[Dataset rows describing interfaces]
※

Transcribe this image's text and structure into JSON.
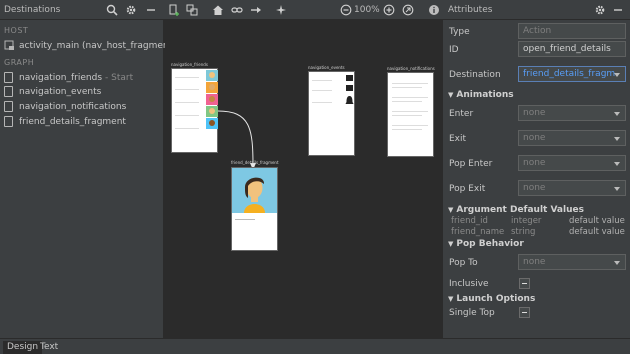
{
  "toolbar": {
    "destinations_title": "Destinations",
    "zoom": "100%",
    "attributes_title": "Attributes"
  },
  "left": {
    "host_header": "HOST",
    "host_item": "activity_main (nav_host_fragment)",
    "graph_header": "GRAPH",
    "items": [
      {
        "label": "navigation_friends",
        "sub": "- Start"
      },
      {
        "label": "navigation_events",
        "sub": ""
      },
      {
        "label": "navigation_notifications",
        "sub": ""
      },
      {
        "label": "friend_details_fragment",
        "sub": ""
      }
    ]
  },
  "canvas": {
    "screens": [
      {
        "label": "navigation_friends"
      },
      {
        "label": "navigation_events"
      },
      {
        "label": "navigation_notifications"
      },
      {
        "label": "friend_details_fragment"
      }
    ]
  },
  "attributes": {
    "type_label": "Type",
    "type_value": "Action",
    "id_label": "ID",
    "id_value": "open_friend_details",
    "destination_label": "Destination",
    "destination_value": "friend_details_fragm",
    "animations_header": "Animations",
    "enter_label": "Enter",
    "exit_label": "Exit",
    "pop_enter_label": "Pop Enter",
    "pop_exit_label": "Pop Exit",
    "none": "none",
    "arg_header": "Argument Default Values",
    "args": [
      {
        "name": "friend_id",
        "type": "integer",
        "default": "default value"
      },
      {
        "name": "friend_name",
        "type": "string",
        "default": "default value"
      }
    ],
    "pop_behavior_header": "Pop Behavior",
    "pop_to_label": "Pop To",
    "inclusive_label": "Inclusive",
    "launch_header": "Launch Options",
    "single_top_label": "Single Top"
  },
  "bottom_tabs": {
    "design": "Design",
    "text": "Text"
  },
  "colors": {
    "panel": "#3c3f41",
    "canvas": "#2b2b2b",
    "link": "#589df6"
  }
}
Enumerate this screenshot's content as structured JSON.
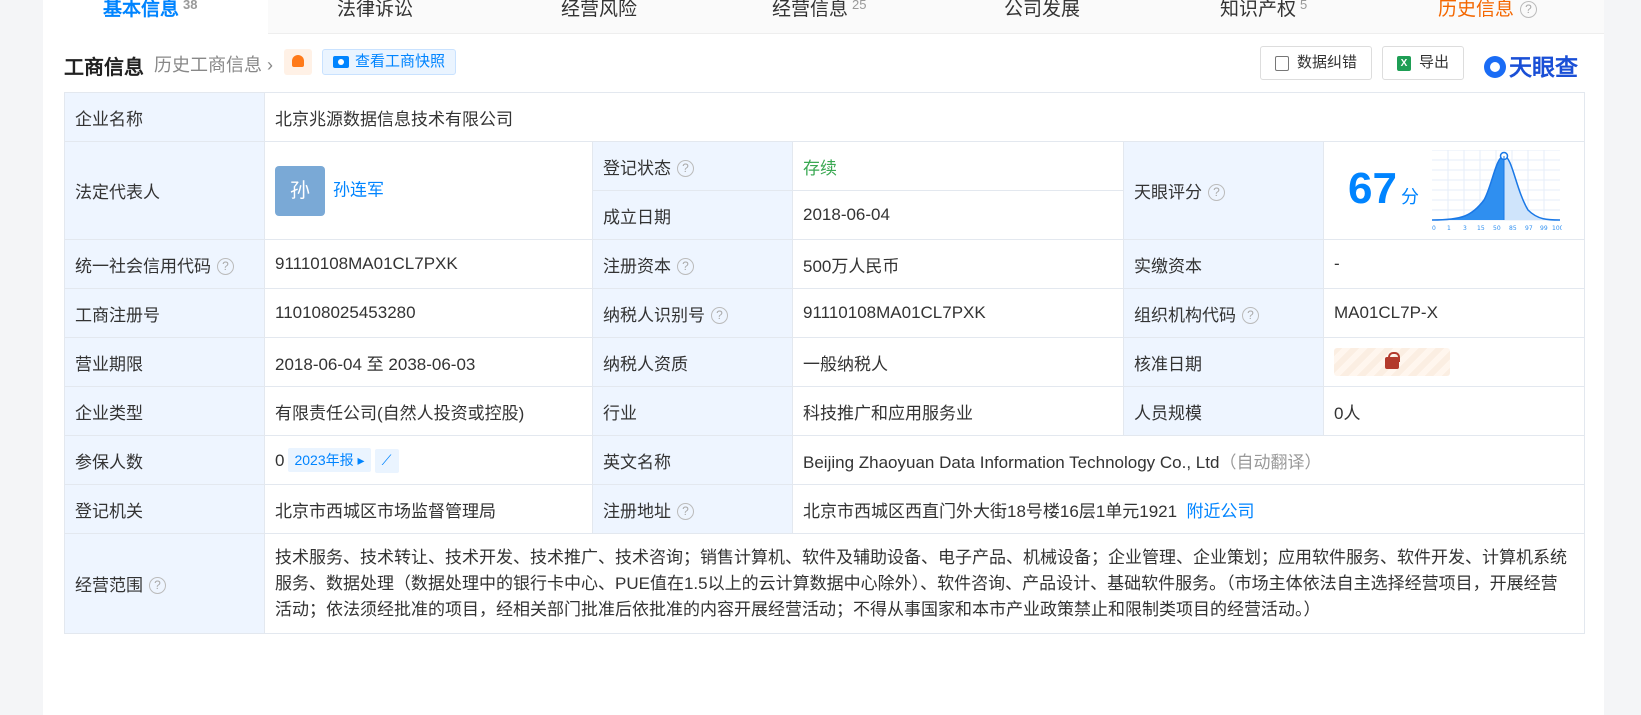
{
  "tabs": [
    {
      "label": "基本信息",
      "count": "38",
      "active": true
    },
    {
      "label": "法律诉讼",
      "count": ""
    },
    {
      "label": "经营风险",
      "count": ""
    },
    {
      "label": "经营信息",
      "count": "25"
    },
    {
      "label": "公司发展",
      "count": ""
    },
    {
      "label": "知识产权",
      "count": "5"
    },
    {
      "label": "历史信息",
      "count": ""
    }
  ],
  "header": {
    "title": "工商信息",
    "history_link": "历史工商信息",
    "snapshot_label": "查看工商快照",
    "correct_label": "数据纠错",
    "export_label": "导出",
    "logo_text": "天眼查"
  },
  "info": {
    "company_name_label": "企业名称",
    "company_name": "北京兆源数据信息技术有限公司",
    "legal_rep_label": "法定代表人",
    "legal_rep_avatar": "孙",
    "legal_rep_name": "孙连军",
    "reg_status_label": "登记状态",
    "reg_status": "存续",
    "found_date_label": "成立日期",
    "found_date": "2018-06-04",
    "score_label": "天眼评分",
    "score_value": "67",
    "score_unit": "分",
    "score_ticks": [
      "0",
      "1",
      "3",
      "15",
      "50",
      "85",
      "97",
      "99",
      "100"
    ],
    "credit_code_label": "统一社会信用代码",
    "credit_code": "91110108MA01CL7PXK",
    "reg_capital_label": "注册资本",
    "reg_capital": "500万人民币",
    "paid_capital_label": "实缴资本",
    "paid_capital": "-",
    "biz_reg_no_label": "工商注册号",
    "biz_reg_no": "110108025453280",
    "taxpayer_id_label": "纳税人识别号",
    "taxpayer_id": "91110108MA01CL7PXK",
    "org_code_label": "组织机构代码",
    "org_code": "MA01CL7P-X",
    "term_label": "营业期限",
    "term": "2018-06-04 至 2038-06-03",
    "tax_qual_label": "纳税人资质",
    "tax_qual": "一般纳税人",
    "approve_date_label": "核准日期",
    "type_label": "企业类型",
    "type": "有限责任公司(自然人投资或控股)",
    "industry_label": "行业",
    "industry": "科技推广和应用服务业",
    "staff_label": "人员规模",
    "staff": "0人",
    "insured_label": "参保人数",
    "insured": "0",
    "report_label": "2023年报",
    "en_name_label": "英文名称",
    "en_name": "Beijing Zhaoyuan Data Information Technology Co., Ltd",
    "en_name_note": "（自动翻译）",
    "authority_label": "登记机关",
    "authority": "北京市西城区市场监督管理局",
    "address_label": "注册地址",
    "address": "北京市西城区西直门外大街18号楼16层1单元1921",
    "nearby_label": "附近公司",
    "scope_label": "经营范围",
    "scope": "技术服务、技术转让、技术开发、技术推广、技术咨询；销售计算机、软件及辅助设备、电子产品、机械设备；企业管理、企业策划；应用软件服务、软件开发、计算机系统服务、数据处理（数据处理中的银行卡中心、PUE值在1.5以上的云计算数据中心除外）、软件咨询、产品设计、基础软件服务。（市场主体依法自主选择经营项目，开展经营活动；依法须经批准的项目，经相关部门批准后依批准的内容开展经营活动；不得从事国家和本市产业政策禁止和限制类项目的经营活动。）"
  }
}
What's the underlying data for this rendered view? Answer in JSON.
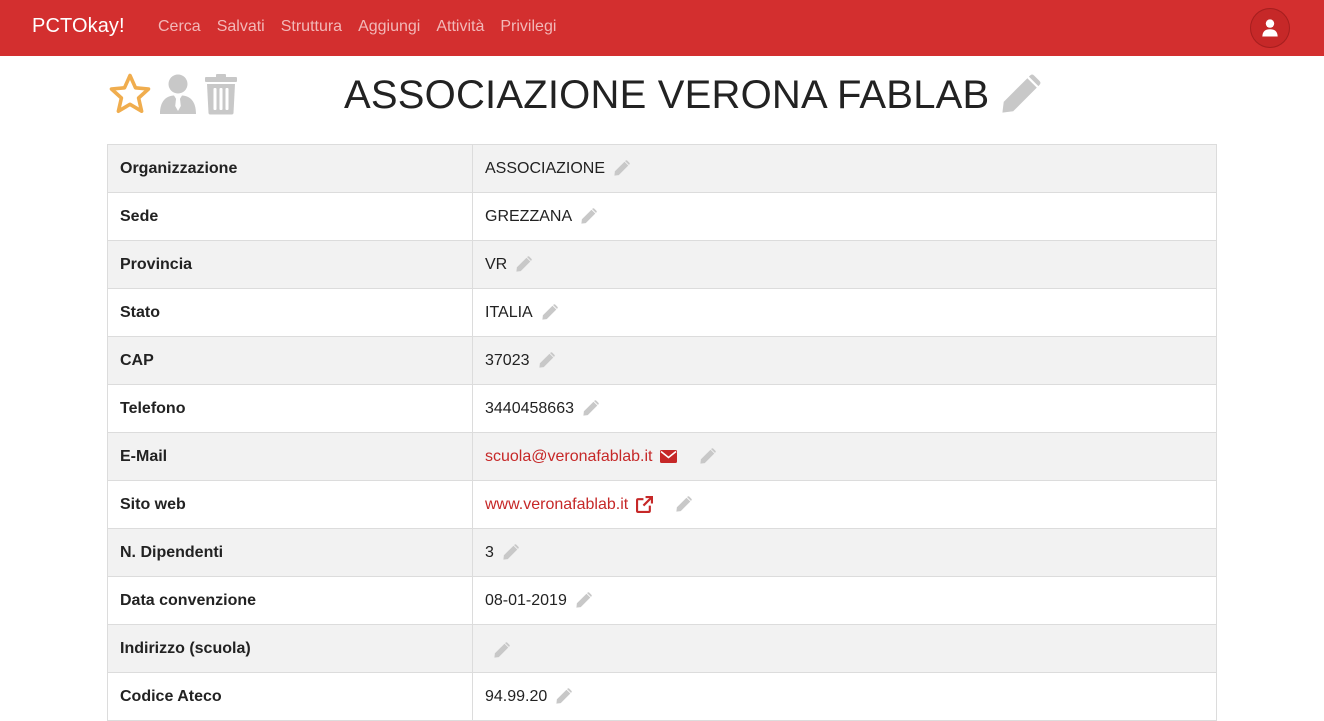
{
  "navbar": {
    "brand": "PCTOkay!",
    "items": [
      {
        "label": "Cerca"
      },
      {
        "label": "Salvati"
      },
      {
        "label": "Struttura"
      },
      {
        "label": "Aggiungi"
      },
      {
        "label": "Attività"
      },
      {
        "label": "Privilegi"
      }
    ],
    "user_icon": "user-icon"
  },
  "toolbar": {
    "icons": [
      "star-outline-icon",
      "user-tie-icon",
      "trash-icon"
    ]
  },
  "page": {
    "title": "ASSOCIAZIONE VERONA FABLAB",
    "title_edit_icon": "pencil-icon"
  },
  "details": [
    {
      "label": "Organizzazione",
      "value": "ASSOCIAZIONE"
    },
    {
      "label": "Sede",
      "value": "GREZZANA"
    },
    {
      "label": "Provincia",
      "value": "VR"
    },
    {
      "label": "Stato",
      "value": "ITALIA"
    },
    {
      "label": "CAP",
      "value": "37023"
    },
    {
      "label": "Telefono",
      "value": "3440458663"
    },
    {
      "label": "E-Mail",
      "value": "scuola@veronafablab.it",
      "extra_icon": "envelope-icon"
    },
    {
      "label": "Sito web",
      "value": "www.veronafablab.it",
      "extra_icon": "external-link-icon"
    },
    {
      "label": "N. Dipendenti",
      "value": "3"
    },
    {
      "label": "Data convenzione",
      "value": "08-01-2019"
    },
    {
      "label": "Indirizzo (scuola)",
      "value": ""
    },
    {
      "label": "Codice Ateco",
      "value": "94.99.20"
    }
  ],
  "colors": {
    "navbar_bg": "#d32f2f",
    "link": "#c62828",
    "star": "#f0ad4e",
    "muted_icon": "#c8c8c8",
    "row_stripe": "#f2f2f2"
  }
}
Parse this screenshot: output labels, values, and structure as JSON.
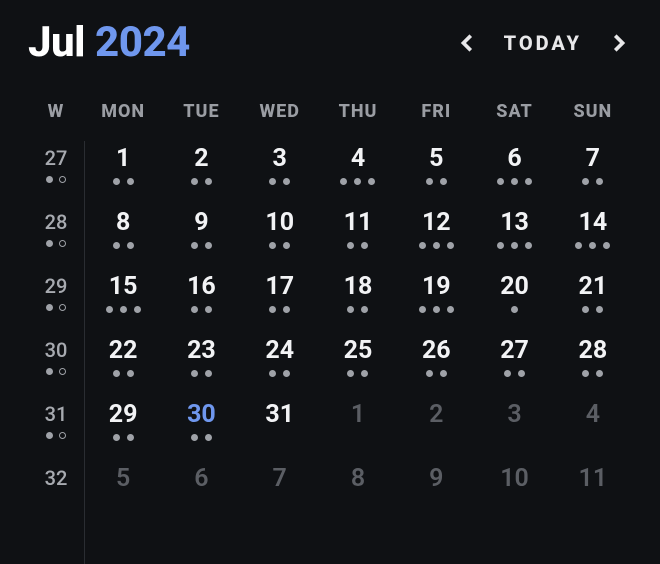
{
  "header": {
    "month": "Jul",
    "year": "2024",
    "today_label": "TODAY"
  },
  "colors": {
    "accent": "#6f97ee",
    "bg": "#0f1114"
  },
  "weekday_labels": [
    "W",
    "MON",
    "TUE",
    "WED",
    "THU",
    "FRI",
    "SAT",
    "SUN"
  ],
  "weeks": [
    {
      "num": "27",
      "week_dots": [
        "solid",
        "hollow"
      ],
      "days": [
        {
          "n": "1",
          "dots": 2,
          "outside": false,
          "selected": false
        },
        {
          "n": "2",
          "dots": 2,
          "outside": false,
          "selected": false
        },
        {
          "n": "3",
          "dots": 2,
          "outside": false,
          "selected": false
        },
        {
          "n": "4",
          "dots": 3,
          "outside": false,
          "selected": false
        },
        {
          "n": "5",
          "dots": 2,
          "outside": false,
          "selected": false
        },
        {
          "n": "6",
          "dots": 3,
          "outside": false,
          "selected": false
        },
        {
          "n": "7",
          "dots": 2,
          "outside": false,
          "selected": false
        }
      ]
    },
    {
      "num": "28",
      "week_dots": [
        "solid",
        "hollow"
      ],
      "days": [
        {
          "n": "8",
          "dots": 2,
          "outside": false,
          "selected": false
        },
        {
          "n": "9",
          "dots": 2,
          "outside": false,
          "selected": false
        },
        {
          "n": "10",
          "dots": 2,
          "outside": false,
          "selected": false
        },
        {
          "n": "11",
          "dots": 2,
          "outside": false,
          "selected": false
        },
        {
          "n": "12",
          "dots": 3,
          "outside": false,
          "selected": false
        },
        {
          "n": "13",
          "dots": 3,
          "outside": false,
          "selected": false
        },
        {
          "n": "14",
          "dots": 3,
          "outside": false,
          "selected": false
        }
      ]
    },
    {
      "num": "29",
      "week_dots": [
        "solid",
        "hollow"
      ],
      "days": [
        {
          "n": "15",
          "dots": 3,
          "outside": false,
          "selected": false
        },
        {
          "n": "16",
          "dots": 2,
          "outside": false,
          "selected": false
        },
        {
          "n": "17",
          "dots": 2,
          "outside": false,
          "selected": false
        },
        {
          "n": "18",
          "dots": 2,
          "outside": false,
          "selected": false
        },
        {
          "n": "19",
          "dots": 3,
          "outside": false,
          "selected": false
        },
        {
          "n": "20",
          "dots": 1,
          "outside": false,
          "selected": false
        },
        {
          "n": "21",
          "dots": 2,
          "outside": false,
          "selected": false
        }
      ]
    },
    {
      "num": "30",
      "week_dots": [
        "solid",
        "hollow"
      ],
      "days": [
        {
          "n": "22",
          "dots": 2,
          "outside": false,
          "selected": false
        },
        {
          "n": "23",
          "dots": 2,
          "outside": false,
          "selected": false
        },
        {
          "n": "24",
          "dots": 2,
          "outside": false,
          "selected": false
        },
        {
          "n": "25",
          "dots": 2,
          "outside": false,
          "selected": false
        },
        {
          "n": "26",
          "dots": 2,
          "outside": false,
          "selected": false
        },
        {
          "n": "27",
          "dots": 2,
          "outside": false,
          "selected": false
        },
        {
          "n": "28",
          "dots": 2,
          "outside": false,
          "selected": false
        }
      ]
    },
    {
      "num": "31",
      "week_dots": [
        "solid",
        "hollow"
      ],
      "days": [
        {
          "n": "29",
          "dots": 2,
          "outside": false,
          "selected": false
        },
        {
          "n": "30",
          "dots": 2,
          "outside": false,
          "selected": true
        },
        {
          "n": "31",
          "dots": 0,
          "outside": false,
          "selected": false
        },
        {
          "n": "1",
          "dots": 0,
          "outside": true,
          "selected": false
        },
        {
          "n": "2",
          "dots": 0,
          "outside": true,
          "selected": false
        },
        {
          "n": "3",
          "dots": 0,
          "outside": true,
          "selected": false
        },
        {
          "n": "4",
          "dots": 0,
          "outside": true,
          "selected": false
        }
      ]
    },
    {
      "num": "32",
      "week_dots": [],
      "days": [
        {
          "n": "5",
          "dots": 0,
          "outside": true,
          "selected": false
        },
        {
          "n": "6",
          "dots": 0,
          "outside": true,
          "selected": false
        },
        {
          "n": "7",
          "dots": 0,
          "outside": true,
          "selected": false
        },
        {
          "n": "8",
          "dots": 0,
          "outside": true,
          "selected": false
        },
        {
          "n": "9",
          "dots": 0,
          "outside": true,
          "selected": false
        },
        {
          "n": "10",
          "dots": 0,
          "outside": true,
          "selected": false
        },
        {
          "n": "11",
          "dots": 0,
          "outside": true,
          "selected": false
        }
      ]
    }
  ]
}
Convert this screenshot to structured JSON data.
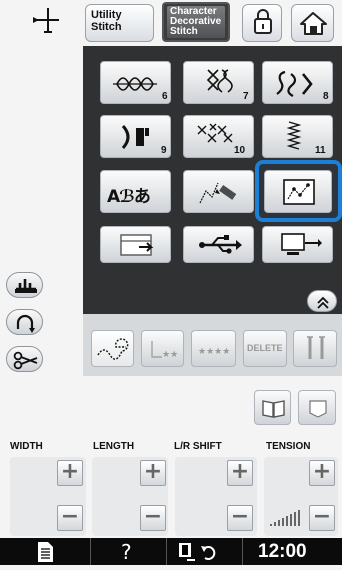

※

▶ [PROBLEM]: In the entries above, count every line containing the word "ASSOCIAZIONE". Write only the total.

▶ [REPLY]: 2